   Born Hamilton James Nichols, he attended Mirabeau B. Lamar High School in Houston and excelled at collegiate football at Rice University. He was so impressive that he was elected a member of the 1944 College Football All-America Team. His studies yielded to his service with the United States Navy during World War II, where he was stationed in the South Pacific Theater. He returned to resume his athletics and was a contributor to the 1946 Owls squad which won the Orange Bowl. Nichols was selected by the Chicago Cardinals during the 1946 NFL Draft and appeared in 43 regular season games. During his years with the Cardinals, he served as a blocker for quarterback Paul Christman and experienced a world championship with the 1947 team which captured the NFL Title. The following season, he was a member of the Cardinals' squad which earned their second appearance in the NFL Championship Game. After concluding his football career with the Green Bay Packers in 1951, he went onto become a successful claims attorney. He died in Houston on July 6, 2013 at the age of 89.

29° 42.669, -095° 18.374

Section 31
Forest Park Lawndale

December 5, 2017

William Bacon Wright

   William Bacon Wright, Confederate legislator, was born in Columbus, Georgia, on July 4, 1830, the son of John Wright and a relative of George Walton, a signer of the Declaration of Independence. According to his obituary in the San Antonio Daily Express he graduated from Princeton at the age of seventeen, but the university has no record of his attendance. He is also said to have established a law practice in Georgia in 1849. After residing briefly in Eufaula, Alabama, he moved to Texas in 1854 and established a law practice in the Lamar County community of Paris, where he soon became one of the region's foremost attorneys. In 1857 he helped to found a male academy in Paris. Wright was elected as an alternate Democratic statewide elector for the 1860 presidential election. In December of that year he was appointed chairman of a committee to draw up a plan of secession for the state. In October 1861 he was elected to represent the Sixth Congressional District in the first regular session of the Confederate House of Representatives, where he served on the Patents, Claims, Enrolled Bills, and Indian Affairs committees. Although an opponent of taxation, in general Wright supported the policies of the Jefferson Davis administration. His most significant contributions to Confederate legislation were the exemption from conscription of all militiamen serving in frontier defense and the exemption from impressment of all slaves employed in the cultivation of grain.

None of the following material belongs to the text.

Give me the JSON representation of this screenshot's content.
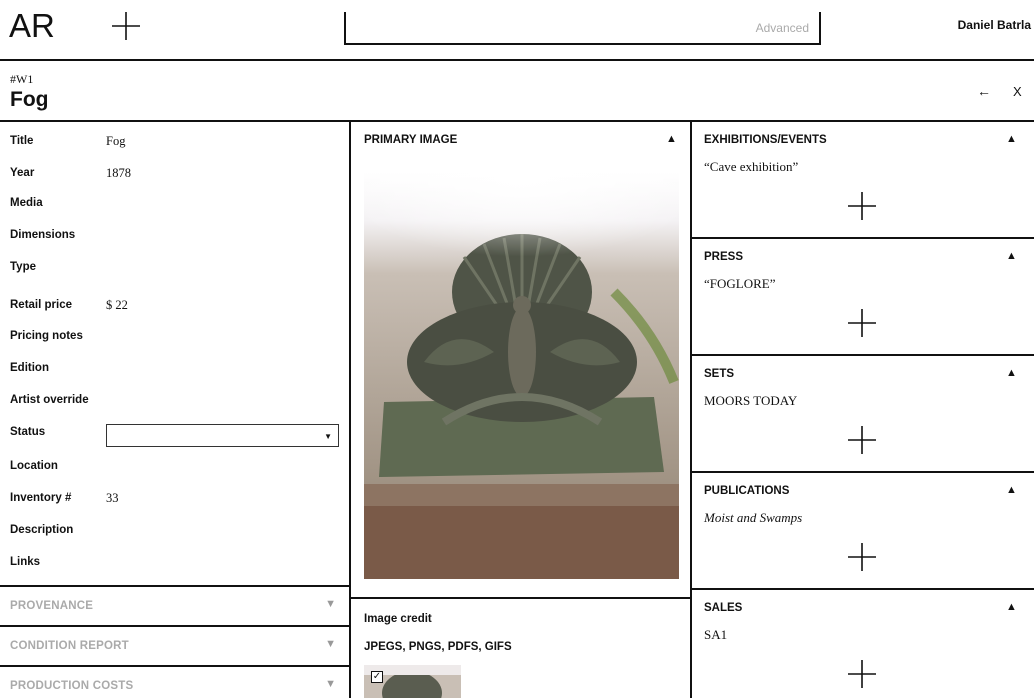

He was defeated in the congressional race of 1863 by Simpson H. Morgan and served for the remainder of the war as a major in the quartermaster corps on the staff of Gen. Edmund Kirby Smith.

   After the war Wright practiced law for a time in Clarksville before returning to Paris in 1873. He is said to have defended the accused in ninety-three murder trials without losing a single case. He also remained active in politics, serving as a member of the Judiciary Committee of the Texas Constitutional Convention of 1875. Wright married a Miss Greer of Georgia in 1849, and they had four children. After her death he married Pink Gates of Mississippi in 1868; they had six children. In 1885 Wright moved to San Antonio, where he engaged in banking until his death on August 10, 1895. He is buried in Dignowity Cemetery. Source

29° 25.416, -098° 28.047

Dignowity Cemetery